### DATASET CONTENT
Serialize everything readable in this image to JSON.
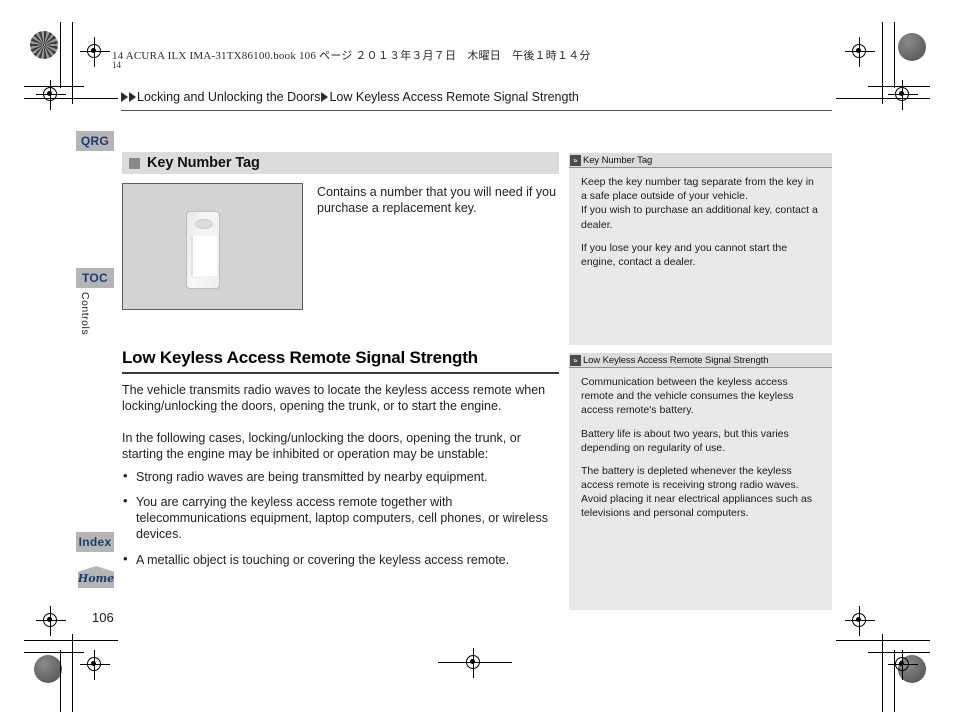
{
  "print_header": "14 ACURA ILX IMA-31TX86100.book   106 ページ   ２０１３年３月７日　木曜日　午後１時１４分",
  "corner_mark_number": "14",
  "breadcrumb": {
    "items": [
      {
        "label": "Locking and Unlocking the Doors",
        "arrows": 2
      },
      {
        "label": "Low Keyless Access Remote Signal Strength",
        "arrows": 1
      }
    ]
  },
  "sidebar_tabs": {
    "qrg": "QRG",
    "toc": "TOC",
    "index": "Index",
    "home": "Home",
    "chapter_label": "Controls"
  },
  "main": {
    "section": {
      "title": "Key Number Tag",
      "figure_caption": "Contains a number that you will need if you purchase a replacement key."
    },
    "article": {
      "title": "Low Keyless Access Remote Signal Strength",
      "intro": "The vehicle transmits radio waves to locate the keyless access remote when locking/unlocking the doors, opening the trunk, or to start the engine.",
      "lead_in": "In the following cases, locking/unlocking the doors, opening the trunk, or starting the engine may be inhibited or operation may be unstable:",
      "bullets": [
        "Strong radio waves are being transmitted by nearby equipment.",
        "You are carrying the keyless access remote together with telecommunications equipment, laptop computers, cell phones, or wireless devices.",
        "A metallic object is touching or covering the keyless access remote."
      ]
    }
  },
  "info_panels": [
    {
      "heading": "Key Number Tag",
      "paragraphs": [
        "Keep the key number tag separate from the key in a safe place outside of your vehicle.",
        "If you wish to purchase an additional key, contact a dealer.",
        "If you lose your key and you cannot start the engine, contact a dealer."
      ]
    },
    {
      "heading": "Low Keyless Access Remote Signal Strength",
      "paragraphs": [
        "Communication between the keyless access remote and the vehicle consumes the keyless access remote's battery.",
        "Battery life is about two years, but this varies depending on regularity of use.",
        "The battery is depleted whenever the keyless access remote is receiving strong radio waves. Avoid placing it near electrical appliances such as televisions and personal computers."
      ]
    }
  ],
  "page_number": "106",
  "colors": {
    "tab_gray": "#b5b5b5",
    "tab_text_blue": "#1d3c6e",
    "banner_gray": "#dcdcdc",
    "panel_gray": "#e9e9e9",
    "panel_head_gray": "#dddddd",
    "figure_gray": "#d3d3d3"
  }
}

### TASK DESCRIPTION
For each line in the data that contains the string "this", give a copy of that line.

### ANSWER BOX
Serialize everything readable in this image to JSON.
        "Battery life is about two years, but this varies depending on regularity of use.",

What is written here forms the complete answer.